Updated: Add note for Cygwin environment.
Updated: Add result on FreeBSD
In programming competition such as Codeforces, reading a large number of inputs is somtimes required, for example, 1500*1500 integers in Codeforces Beta Round #43 Problem E. I used iostream(cin) in the competition and got TLE. After the competition, I saw some comments that cin caused TLE. After I replaced cin with scanf, I got AC. So, it is said "For large input, use cstdio instead of iostream." However I believe C++ users want to use iostream. Can't we avoid the guideline?
I found one promising way. Unfortunately, it is applicable not to VC but to gcc. Call std::ios_base::sync_with_stdio(false) at the beginning of your code. Here is the graph to show performance comparison among iostream with the call, without the call and cstdio, in my local environments. [Updated: NOTE that File I/O on Cygwin is generally very slow. Therefore, the effect is overestimated in graph on Cygwin environment.]
X-axis shows the number of inputs and Y-axis shows seconds to read inputs. The scale of Y-axis is different between graphs.
The summary of my local environment is as follows:
- CPU: Core2Duo T7600 2.3Ghz
- RAM: 4GB
- OS: Windows XP SP3
- Compiler: gcc 4.3.4 on Cygwin 1.7.7
- CPU: PentiumM 1.3GHz
- RAM: 1GB
- OS: FreeBSD 8.1-STABLE
- Compiler: gcc 4.2.1
Target source code is here (at codepad.org).
Though I don't know the precise effect in the judge environment, I can get AC with iostream, at least, for Codeforces Beta Round #43 Problem E. NOTE that the effect of the call depends on implementation of C++ standard library. For example, there is no significant difference for VC++.
Calling sync_with_stdio(false) may improve performance. What is the actual effect of the call?
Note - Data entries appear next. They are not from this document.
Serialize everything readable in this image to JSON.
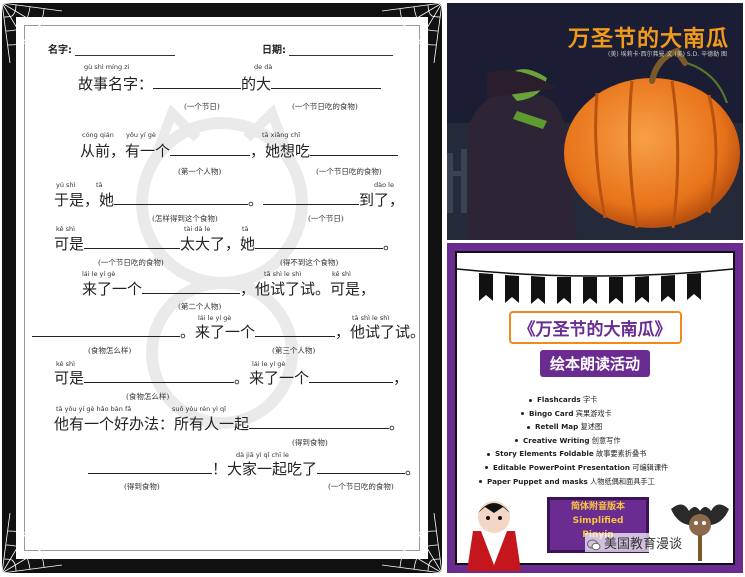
{
  "worksheet": {
    "name_label": "名字:",
    "date_label": "日期:",
    "lines": [
      {
        "parts": [
          "故事名字：",
          "的大"
        ]
      },
      {
        "parts": [
          "从前，有一个",
          "，她想吃"
        ]
      },
      {
        "parts": [
          "于是，她",
          "。",
          "到了，"
        ]
      },
      {
        "parts": [
          "可是",
          "太大了，她",
          "。"
        ]
      },
      {
        "parts": [
          "来了一个",
          "，他试了试。可是，"
        ]
      },
      {
        "parts": [
          "。来了一个",
          "，他试了试。"
        ]
      },
      {
        "parts": [
          "可是",
          "。来了一个",
          "，"
        ]
      },
      {
        "parts": [
          "他有一个好办法：所有人一起",
          "。"
        ]
      },
      {
        "parts": [
          "！大家一起吃了",
          "。"
        ]
      }
    ],
    "hints": [
      "(一个节日)",
      "(一个节日吃的食物)",
      "(第一个人物)",
      "(一个节日吃的食物)",
      "(怎样得到这个食物)",
      "(一个节日)",
      "(一个节日吃的食物)",
      "(得不到这个食物)",
      "(第二个人物)",
      "(食物怎么样)",
      "(第三个人物)",
      "(食物怎么样)",
      "(得到食物)",
      "(得到食物)",
      "(一个节日吃的食物)"
    ],
    "pinyin": [
      "gù shì míng zi",
      "de dà",
      "cóng qián",
      "yǒu yí gè",
      "tā xiǎng chī",
      "yú shì",
      "tā",
      "dào le",
      "kě shì",
      "tài dà le",
      "tā",
      "lái le yí gè",
      "tā shì le shì",
      "kě shì",
      "lái le yí gè",
      "tā shì le shì",
      "kě shì",
      "lái le yí gè",
      "tā yǒu yí gè hǎo bàn fǎ",
      "suǒ yǒu rén yì qǐ",
      "dà jiā yì qǐ chī le"
    ]
  },
  "cover": {
    "title": "万圣节的大南瓜",
    "subtitle": "(美) 埃莉卡·西尔弗曼 文   (美) S.D. 辛德勒 图"
  },
  "card": {
    "title_line1": "《万圣节的大南瓜》",
    "title_line2": "绘本朗读活动",
    "items": [
      {
        "en": "Flashcards",
        "zh": "字卡"
      },
      {
        "en": "Bingo Card",
        "zh": "宾果游戏卡"
      },
      {
        "en": "Retell Map",
        "zh": "复述图"
      },
      {
        "en": "Creative Writing",
        "zh": "创意写作"
      },
      {
        "en": "Story Elements Foldable",
        "zh": "故事要素折叠书"
      },
      {
        "en": "Editable PowerPoint Presentation",
        "zh": "可编辑课件"
      },
      {
        "en": "Paper Puppet and masks",
        "zh": "人物纸偶和面具手工"
      }
    ],
    "badge": [
      "简体附音版本",
      "Simplified",
      "Pinyin"
    ]
  },
  "watermark_account": "美国教育漫谈",
  "colors": {
    "purple": "#6a2c91",
    "orange": "#f28a1a",
    "pumpkin": "#e8731a",
    "night": "#1a1d33"
  }
}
The standard (ISO/IEC 14882:2003) says:
188.8.131.52 ios_base static members
bool sync_with_stdio(bool sync = true);
Returns: true if the standard iostream objects (27.3) are synchronized and otherwise returns false.
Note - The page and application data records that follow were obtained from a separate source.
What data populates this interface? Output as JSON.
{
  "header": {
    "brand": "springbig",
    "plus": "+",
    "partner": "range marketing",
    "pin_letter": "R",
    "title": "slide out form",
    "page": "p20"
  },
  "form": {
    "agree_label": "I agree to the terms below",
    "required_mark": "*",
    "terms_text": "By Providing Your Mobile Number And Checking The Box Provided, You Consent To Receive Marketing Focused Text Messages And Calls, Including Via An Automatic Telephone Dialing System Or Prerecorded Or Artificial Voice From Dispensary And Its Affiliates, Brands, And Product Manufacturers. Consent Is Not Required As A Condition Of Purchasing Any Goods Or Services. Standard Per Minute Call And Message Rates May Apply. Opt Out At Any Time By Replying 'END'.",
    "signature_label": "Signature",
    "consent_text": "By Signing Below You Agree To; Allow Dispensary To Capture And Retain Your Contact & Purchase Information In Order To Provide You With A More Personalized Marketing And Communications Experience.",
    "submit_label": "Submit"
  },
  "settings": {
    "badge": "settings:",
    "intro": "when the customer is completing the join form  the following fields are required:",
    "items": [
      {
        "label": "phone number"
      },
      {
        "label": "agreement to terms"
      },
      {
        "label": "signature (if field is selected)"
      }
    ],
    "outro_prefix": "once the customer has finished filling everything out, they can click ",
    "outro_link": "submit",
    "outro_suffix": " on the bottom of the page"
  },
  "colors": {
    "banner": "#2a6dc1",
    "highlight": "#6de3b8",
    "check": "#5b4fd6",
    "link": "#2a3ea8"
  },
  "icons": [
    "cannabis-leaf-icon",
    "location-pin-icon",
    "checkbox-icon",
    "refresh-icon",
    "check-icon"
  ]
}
The first time it is called, the function returns true.
Effects: If any input or output operation has occurred using the standard streams prior to the call, the effect is implementation-defined. Otherwise, called with a false argument, it allows the standard streams to operate independently of the standard C streams.
This means that synchronization with standard C stream is required without the call. In libstdc++ (C++ standard library used by g++), this flag switches iostream object's underlying buffer between stdio_filebuf and stdio_sync_filebuf. stdio_sync_filebuf has little buffering by itself and delegate almost all operation to cstdio. See also libstdc++ manual page.
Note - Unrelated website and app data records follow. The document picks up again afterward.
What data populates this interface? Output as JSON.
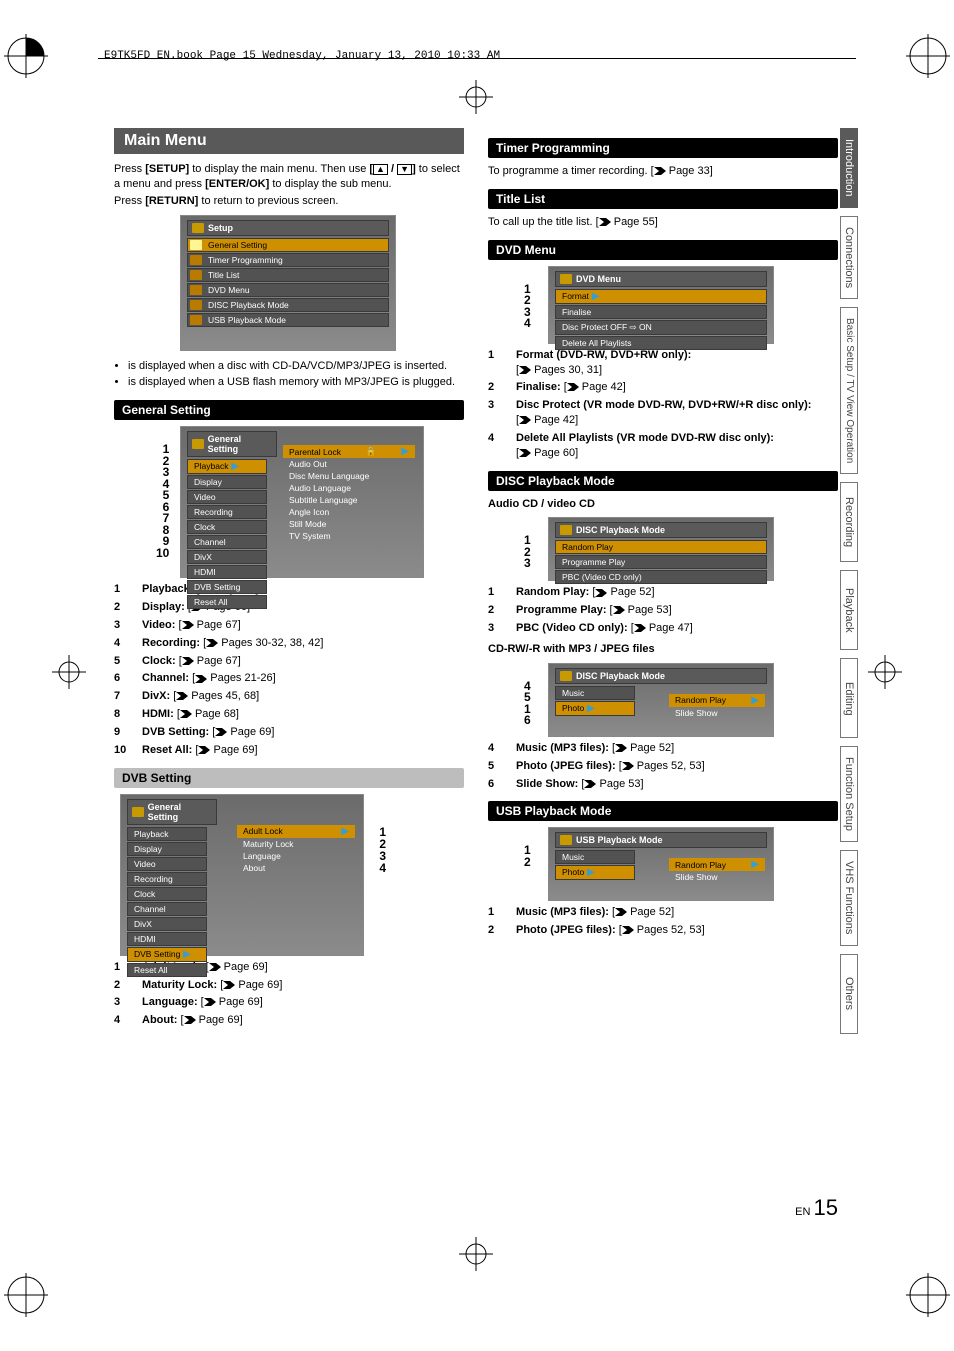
{
  "header": "E9TK5FD_EN.book  Page 15  Wednesday, January 13, 2010  10:33 AM",
  "page_footer": {
    "lang": "EN",
    "num": "15"
  },
  "tabs": [
    {
      "label": "Introduction",
      "active": true
    },
    {
      "label": "Connections"
    },
    {
      "label": "Basic Setup /\nTV View Operation",
      "two_line": true
    },
    {
      "label": "Recording"
    },
    {
      "label": "Playback"
    },
    {
      "label": "Editing"
    },
    {
      "label": "Function Setup"
    },
    {
      "label": "VHS Functions"
    },
    {
      "label": "Others"
    }
  ],
  "left": {
    "main_title": "Main Menu",
    "intro1_a": "Press ",
    "intro1_b": "[SETUP]",
    "intro1_c": " to display the main menu. Then use ",
    "intro1_d": " to select a menu and press ",
    "intro1_e": "[ENTER/OK]",
    "intro1_f": " to display the sub menu.",
    "intro2_a": "Press ",
    "intro2_b": "[RETURN]",
    "intro2_c": " to return to previous screen.",
    "setup_menu": {
      "title": "Setup",
      "items": [
        "General Setting",
        "Timer Programming",
        "Title List",
        "DVD Menu",
        "DISC Playback Mode",
        "USB Playback Mode"
      ]
    },
    "bullets": [
      "is displayed when a disc with CD-DA/VCD/MP3/JPEG is inserted.",
      "is displayed when a USB flash memory with MP3/JPEG is plugged."
    ],
    "general_heading": "General Setting",
    "general_menu": {
      "title": "General Setting",
      "left_items": [
        "Playback",
        "Display",
        "Video",
        "Recording",
        "Clock",
        "Channel",
        "DivX",
        "HDMI",
        "DVB Setting",
        "Reset All"
      ],
      "right_items": [
        "Parental Lock",
        "Audio Out",
        "Disc Menu Language",
        "Audio Language",
        "Subtitle Language",
        "Angle Icon",
        "Still Mode",
        "TV System"
      ]
    },
    "general_nums": [
      "1",
      "2",
      "3",
      "4",
      "5",
      "6",
      "7",
      "8",
      "9",
      "10"
    ],
    "general_list": [
      {
        "n": "1",
        "label": "Playback:",
        "ref": "Page 64"
      },
      {
        "n": "2",
        "label": "Display:",
        "ref": "Page 66"
      },
      {
        "n": "3",
        "label": "Video:",
        "ref": "Page 67"
      },
      {
        "n": "4",
        "label": "Recording:",
        "ref": "Pages 30-32, 38, 42"
      },
      {
        "n": "5",
        "label": "Clock:",
        "ref": "Page 67"
      },
      {
        "n": "6",
        "label": "Channel:",
        "ref": "Pages 21-26"
      },
      {
        "n": "7",
        "label": "DivX:",
        "ref": "Pages 45, 68"
      },
      {
        "n": "8",
        "label": "HDMI:",
        "ref": "Page 68"
      },
      {
        "n": "9",
        "label": "DVB Setting:",
        "ref": "Page 69"
      },
      {
        "n": "10",
        "label": "Reset All:",
        "ref": "Page 69"
      }
    ],
    "dvb_heading": "DVB Setting",
    "dvb_menu": {
      "title": "General Setting",
      "left_items": [
        "Playback",
        "Display",
        "Video",
        "Recording",
        "Clock",
        "Channel",
        "DivX",
        "HDMI",
        "DVB Setting",
        "Reset All"
      ],
      "right_items": [
        "Adult Lock",
        "Maturity Lock",
        "Language",
        "About"
      ]
    },
    "dvb_nums": [
      "1",
      "2",
      "3",
      "4"
    ],
    "dvb_list": [
      {
        "n": "1",
        "label": "Adult Lock:",
        "ref": "Page 69"
      },
      {
        "n": "2",
        "label": "Maturity Lock:",
        "ref": "Page 69"
      },
      {
        "n": "3",
        "label": "Language:",
        "ref": "Page 69"
      },
      {
        "n": "4",
        "label": "About:",
        "ref": "Page 69"
      }
    ]
  },
  "right": {
    "timer_heading": "Timer Programming",
    "timer_text_a": "To programme a timer recording. [",
    "timer_text_b": " Page 33]",
    "titlelist_heading": "Title List",
    "titlelist_text_a": "To call up the title list. [",
    "titlelist_text_b": " Page 55]",
    "dvd_heading": "DVD Menu",
    "dvd_menu": {
      "title": "DVD Menu",
      "items": [
        "Format",
        "Finalise",
        "Disc Protect OFF ⇨ ON",
        "Delete All Playlists"
      ]
    },
    "dvd_nums": [
      "1",
      "2",
      "3",
      "4"
    ],
    "dvd_list": [
      {
        "n": "1",
        "label": "Format (DVD-RW, DVD+RW only):",
        "ref": "Pages 30, 31",
        "break": true
      },
      {
        "n": "2",
        "label": "Finalise:",
        "ref": "Page 42"
      },
      {
        "n": "3",
        "label": "Disc Protect (VR mode DVD-RW, DVD+RW/+R disc only):",
        "ref": "Page 42"
      },
      {
        "n": "4",
        "label": "Delete All Playlists (VR mode DVD-RW disc only):",
        "ref": "Page 60"
      }
    ],
    "disc_heading": "DISC Playback Mode",
    "disc_sub1": "Audio CD / video CD",
    "disc_menu1": {
      "title": "DISC Playback Mode",
      "items": [
        "Random Play",
        "Programme Play",
        "PBC (Video CD only)"
      ]
    },
    "disc_nums1": [
      "1",
      "2",
      "3"
    ],
    "disc_list1": [
      {
        "n": "1",
        "label": "Random Play:",
        "ref": "Page 52"
      },
      {
        "n": "2",
        "label": "Programme Play:",
        "ref": "Page 53"
      },
      {
        "n": "3",
        "label": "PBC (Video CD only):",
        "ref": "Page 47"
      }
    ],
    "disc_sub2": "CD-RW/-R with MP3 / JPEG files",
    "disc_menu2": {
      "title": "DISC Playback Mode",
      "left_items": [
        "Music",
        "Photo"
      ],
      "right_items": [
        "Random Play",
        "Slide Show"
      ]
    },
    "disc_nums2": [
      "4",
      "5",
      "1",
      "6"
    ],
    "disc_list2": [
      {
        "n": "4",
        "label": "Music (MP3 files):",
        "ref": "Page 52"
      },
      {
        "n": "5",
        "label": "Photo (JPEG files):",
        "ref": "Pages 52, 53"
      },
      {
        "n": "6",
        "label": "Slide Show:",
        "ref": "Page 53"
      }
    ],
    "usb_heading": "USB Playback Mode",
    "usb_menu": {
      "title": "USB Playback Mode",
      "left_items": [
        "Music",
        "Photo"
      ],
      "right_items": [
        "Random Play",
        "Slide Show"
      ]
    },
    "usb_nums": [
      "1",
      "2"
    ],
    "usb_list": [
      {
        "n": "1",
        "label": "Music (MP3 files):",
        "ref": "Page 52"
      },
      {
        "n": "2",
        "label": "Photo (JPEG files):",
        "ref": "Pages 52, 53"
      }
    ]
  }
}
For programming competition, there seems to be little use of mixture of cstdio and iostream. Thus, I recommend that you include the call in your code template. :p